» **Work required**
After reading the data below, copy out every line that contains the word "SolderMask".

Items from an interface collection:
☆ ☆ ☆
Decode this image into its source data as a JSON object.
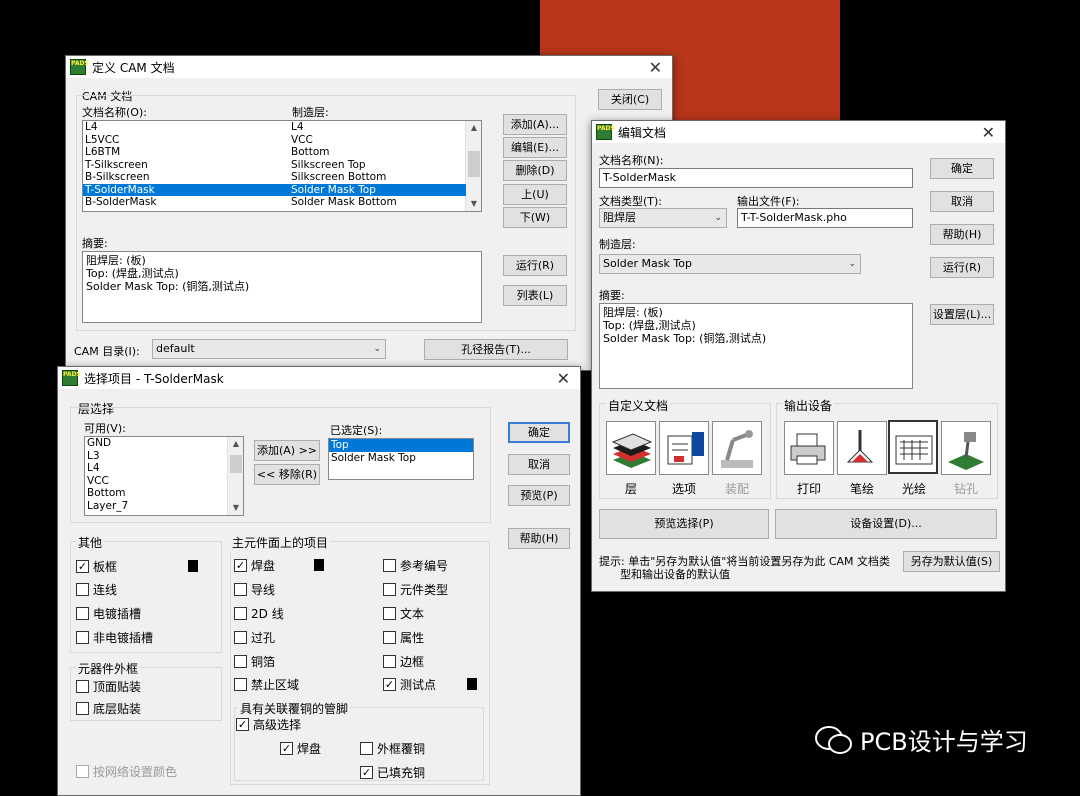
{
  "watermark": {
    "text": "PCB设计与学习"
  },
  "cam": {
    "title": "定义 CAM 文档",
    "group": "CAM 文档",
    "col_doc": "文档名称(O):",
    "col_layer": "制造层:",
    "rows": [
      [
        "L4",
        "L4"
      ],
      [
        "L5VCC",
        "VCC"
      ],
      [
        "L6BTM",
        "Bottom"
      ],
      [
        "T-Silkscreen",
        "Silkscreen Top"
      ],
      [
        "B-Silkscreen",
        "Silkscreen Bottom"
      ],
      [
        "T-SolderMask",
        "Solder Mask Top"
      ],
      [
        "B-SolderMask",
        "Solder Mask Bottom"
      ]
    ],
    "selected": 5,
    "summary_label": "摘要:",
    "summary": "阻焊层: (板)\nTop: (焊盘,测试点)\nSolder Mask Top: (铜箔,测试点)",
    "btn_add": "添加(A)...",
    "btn_edit": "编辑(E)...",
    "btn_del": "删除(D)",
    "btn_up": "上(U)",
    "btn_down": "下(W)",
    "btn_run": "运行(R)",
    "btn_list": "列表(L)",
    "btn_close": "关闭(C)",
    "btn_drill": "孔径报告(T)...",
    "dir_label": "CAM 目录(I):",
    "dir_value": "default"
  },
  "edit": {
    "title": "编辑文档",
    "name_label": "文档名称(N):",
    "name_value": "T-SolderMask",
    "type_label": "文档类型(T):",
    "type_value": "阻焊层",
    "out_label": "输出文件(F):",
    "out_value": "T-T-SolderMask.pho",
    "layer_label": "制造层:",
    "layer_value": "Solder Mask Top",
    "summary_label": "摘要:",
    "summary": "阻焊层: (板)\nTop: (焊盘,测试点)\nSolder Mask Top: (铜箔,测试点)",
    "btn_ok": "确定",
    "btn_cancel": "取消",
    "btn_help": "帮助(H)",
    "btn_run": "运行(R)",
    "btn_setlayer": "设置层(L)...",
    "custom_group": "自定义文档",
    "output_group": "输出设备",
    "tile_layer": "层",
    "tile_options": "选项",
    "tile_assembly": "装配",
    "tile_print": "打印",
    "tile_pen": "笔绘",
    "tile_photo": "光绘",
    "tile_drill": "钻孔",
    "btn_preview": "预览选择(P)",
    "btn_device": "设备设置(D)...",
    "hint": "提示: 单击\"另存为默认值\"将当前设置另存为此 CAM 文档类\n      型和输出设备的默认值",
    "btn_save_default": "另存为默认值(S)"
  },
  "selitems": {
    "title": "选择项目 - T-SolderMask",
    "layer_group": "层选择",
    "avail_label": "可用(V):",
    "avail": [
      "GND",
      "L3",
      "L4",
      "VCC",
      "Bottom",
      "Layer_7"
    ],
    "chosen_label": "已选定(S):",
    "chosen": [
      "Top",
      "Solder Mask Top"
    ],
    "btn_add": "添加(A) >>",
    "btn_remove": "<< 移除(R)",
    "btn_ok": "确定",
    "btn_cancel": "取消",
    "btn_preview": "预览(P)",
    "btn_help": "帮助(H)",
    "other_group": "其他",
    "board": "板框",
    "connect": "连线",
    "plated": "电镀插槽",
    "nonplated": "非电镀插槽",
    "comp_group": "元器件外框",
    "top_place": "顶面贴装",
    "bot_place": "底层贴装",
    "netcolor": "按网络设置颜色",
    "main_group": "主元件面上的项目",
    "pad": "焊盘",
    "trace": "导线",
    "line2d": "2D 线",
    "via": "过孔",
    "copper": "铜箔",
    "keepout": "禁止区域",
    "refdes": "参考编号",
    "parttype": "元件类型",
    "text": "文本",
    "attr": "属性",
    "outline": "边框",
    "testpoint": "测试点",
    "pin_group": "具有关联覆铜的管脚",
    "advanced": "高级选择",
    "pad2": "焊盘",
    "outer": "外框覆铜",
    "filled": "已填充铜",
    "check": "✓"
  },
  "colors": {
    "selection": "#0078d7",
    "pcb": "#b8361a"
  }
}
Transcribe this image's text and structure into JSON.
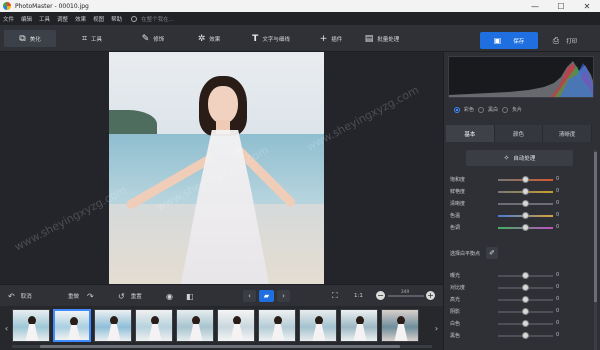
{
  "window": {
    "title": "PhotoMaster - 00010.jpg",
    "controls": [
      "—",
      "☐",
      "✕"
    ]
  },
  "menu": {
    "items": [
      "文件",
      "编辑",
      "工具",
      "调整",
      "效果",
      "视图",
      "帮助"
    ],
    "search_placeholder": "在整个我在..."
  },
  "toolbar": {
    "tools": [
      "美化",
      "工具",
      "修饰",
      "效果",
      "文字与细线",
      "插件",
      "批量处理"
    ],
    "icons": [
      "layers-icon",
      "crop-icon",
      "brush-icon",
      "fx-icon",
      "text-icon",
      "plus-icon",
      "batch-icon"
    ],
    "save_label": "保存",
    "print_label": "打印"
  },
  "watermark": "www.sheyingxyzg.com",
  "controls": {
    "undo_label": "取消",
    "redo_label": "重做",
    "reset_label": "重置",
    "ratio_label": "1:1",
    "zoom_value": "349"
  },
  "filmstrip": {
    "count": 10,
    "selected_index": 1
  },
  "histogram": {
    "modes": [
      "彩色",
      "黑白",
      "负片"
    ],
    "selected_mode": "彩色"
  },
  "panel": {
    "tabs": [
      "基本",
      "颜色",
      "清晰度"
    ],
    "active_tab": "基本",
    "auto_label": "自动处理",
    "sliders_top": [
      {
        "label": "饱和度",
        "value": "0",
        "pos": 0.5
      },
      {
        "label": "鲜艳度",
        "value": "0",
        "pos": 0.5
      },
      {
        "label": "清晰度",
        "value": "0",
        "pos": 0.5
      },
      {
        "label": "色温",
        "value": "0",
        "pos": 0.5
      },
      {
        "label": "色调",
        "value": "0",
        "pos": 0.5
      }
    ],
    "wb_label": "选择白平衡点",
    "sliders_bottom": [
      {
        "label": "曝光",
        "value": "0",
        "pos": 0.5
      },
      {
        "label": "对比度",
        "value": "0",
        "pos": 0.5
      },
      {
        "label": "高光",
        "value": "0",
        "pos": 0.5
      },
      {
        "label": "阴影",
        "value": "0",
        "pos": 0.5
      },
      {
        "label": "白色",
        "value": "0",
        "pos": 0.5
      },
      {
        "label": "黑色",
        "value": "0",
        "pos": 0.5
      }
    ]
  },
  "colors": {
    "accent": "#1f6fe0",
    "selection": "#3f8bff"
  }
}
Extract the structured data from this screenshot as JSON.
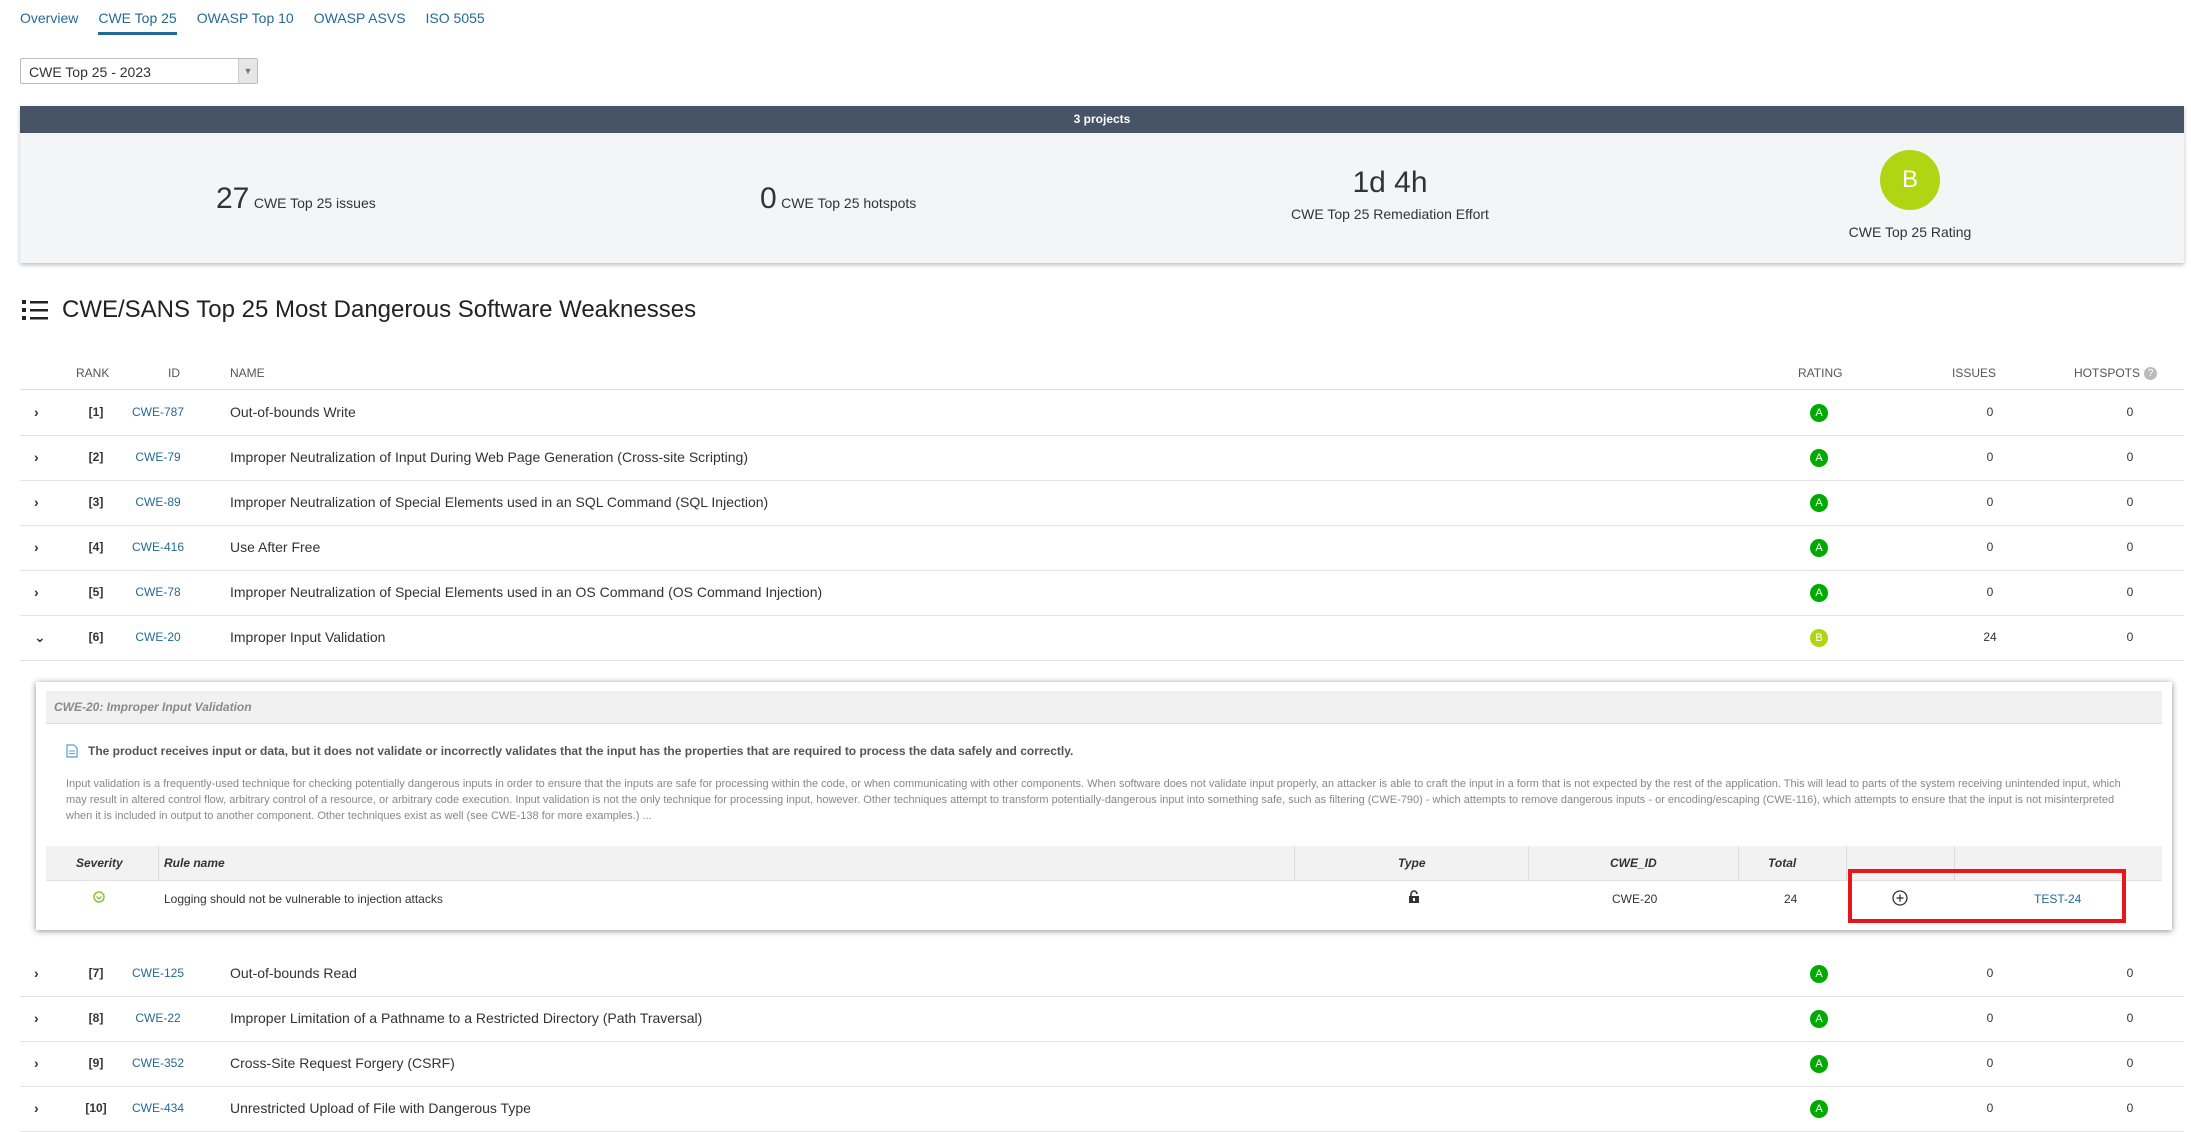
{
  "tabs": [
    "Overview",
    "CWE Top 25",
    "OWASP Top 10",
    "OWASP ASVS",
    "ISO 5055"
  ],
  "active_tab": "CWE Top 25",
  "select": {
    "value": "CWE Top 25 - 2023"
  },
  "summary": {
    "bar_label": "3 projects",
    "issues_value": "27",
    "issues_label": "CWE Top 25 issues",
    "hotspots_value": "0",
    "hotspots_label": "CWE Top 25 hotspots",
    "effort_value": "1d 4h",
    "effort_label": "CWE Top 25 Remediation Effort",
    "rating_value": "B",
    "rating_label": "CWE Top 25 Rating"
  },
  "section_title": "CWE/SANS Top 25 Most Dangerous Software Weaknesses",
  "table": {
    "headers": {
      "rank": "RANK",
      "id": "ID",
      "name": "NAME",
      "rating": "RATING",
      "issues": "ISSUES",
      "hotspots": "HOTSPOTS"
    },
    "rows_top": [
      {
        "chev": "›",
        "rank": "[1]",
        "id": "CWE-787",
        "name": "Out-of-bounds Write",
        "rating": "A",
        "issues": "0",
        "hotspots": "0"
      },
      {
        "chev": "›",
        "rank": "[2]",
        "id": "CWE-79",
        "name": "Improper Neutralization of Input During Web Page Generation (Cross-site Scripting)",
        "rating": "A",
        "issues": "0",
        "hotspots": "0"
      },
      {
        "chev": "›",
        "rank": "[3]",
        "id": "CWE-89",
        "name": "Improper Neutralization of Special Elements used in an SQL Command (SQL Injection)",
        "rating": "A",
        "issues": "0",
        "hotspots": "0"
      },
      {
        "chev": "›",
        "rank": "[4]",
        "id": "CWE-416",
        "name": "Use After Free",
        "rating": "A",
        "issues": "0",
        "hotspots": "0"
      },
      {
        "chev": "›",
        "rank": "[5]",
        "id": "CWE-78",
        "name": "Improper Neutralization of Special Elements used in an OS Command (OS Command Injection)",
        "rating": "A",
        "issues": "0",
        "hotspots": "0"
      },
      {
        "chev": "⌄",
        "rank": "[6]",
        "id": "CWE-20",
        "name": "Improper Input Validation",
        "rating": "B",
        "issues": "24",
        "hotspots": "0"
      }
    ],
    "rows_bottom": [
      {
        "chev": "›",
        "rank": "[7]",
        "id": "CWE-125",
        "name": "Out-of-bounds Read",
        "rating": "A",
        "issues": "0",
        "hotspots": "0"
      },
      {
        "chev": "›",
        "rank": "[8]",
        "id": "CWE-22",
        "name": "Improper Limitation of a Pathname to a Restricted Directory (Path Traversal)",
        "rating": "A",
        "issues": "0",
        "hotspots": "0"
      },
      {
        "chev": "›",
        "rank": "[9]",
        "id": "CWE-352",
        "name": "Cross-Site Request Forgery (CSRF)",
        "rating": "A",
        "issues": "0",
        "hotspots": "0"
      },
      {
        "chev": "›",
        "rank": "[10]",
        "id": "CWE-434",
        "name": "Unrestricted Upload of File with Dangerous Type",
        "rating": "A",
        "issues": "0",
        "hotspots": "0"
      }
    ]
  },
  "detail": {
    "title": "CWE-20: Improper Input Validation",
    "summary": "The product receives input or data, but it does not validate or incorrectly validates that the input has the properties that are required to process the data safely and correctly.",
    "description": "Input validation is a frequently-used technique for checking potentially dangerous inputs in order to ensure that the inputs are safe for processing within the code, or when communicating with other components. When software does not validate input properly, an attacker is able to craft the input in a form that is not expected by the rest of the application. This will lead to parts of the system receiving unintended input, which may result in altered control flow, arbitrary control of a resource, or arbitrary code execution. Input validation is not the only technique for processing input, however. Other techniques attempt to transform potentially-dangerous input into something safe, such as filtering (CWE-790) - which attempts to remove dangerous inputs - or encoding/escaping (CWE-116), which attempts to ensure that the input is not misinterpreted when it is included in output to another component. Other techniques exist as well (see CWE-138 for more examples.) ...",
    "headers": {
      "severity": "Severity",
      "rule": "Rule name",
      "type": "Type",
      "cwe": "CWE_ID",
      "total": "Total"
    },
    "rule": {
      "name": "Logging should not be vulnerable to injection attacks",
      "cwe": "CWE-20",
      "total": "24",
      "ticket": "TEST-24"
    }
  },
  "colors": {
    "rating_a": "#00aa00",
    "rating_b": "#b0d513",
    "link": "#236a97",
    "highlight": "#e8161b"
  }
}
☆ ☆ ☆
» **Solution for this exercise**
        "T-SolderMask",
        "B-SolderMask",
    "name_value": "T-SolderMask",
    "out_value": "T-T-SolderMask.pho",
    "title": "选择项目 - T-SolderMask",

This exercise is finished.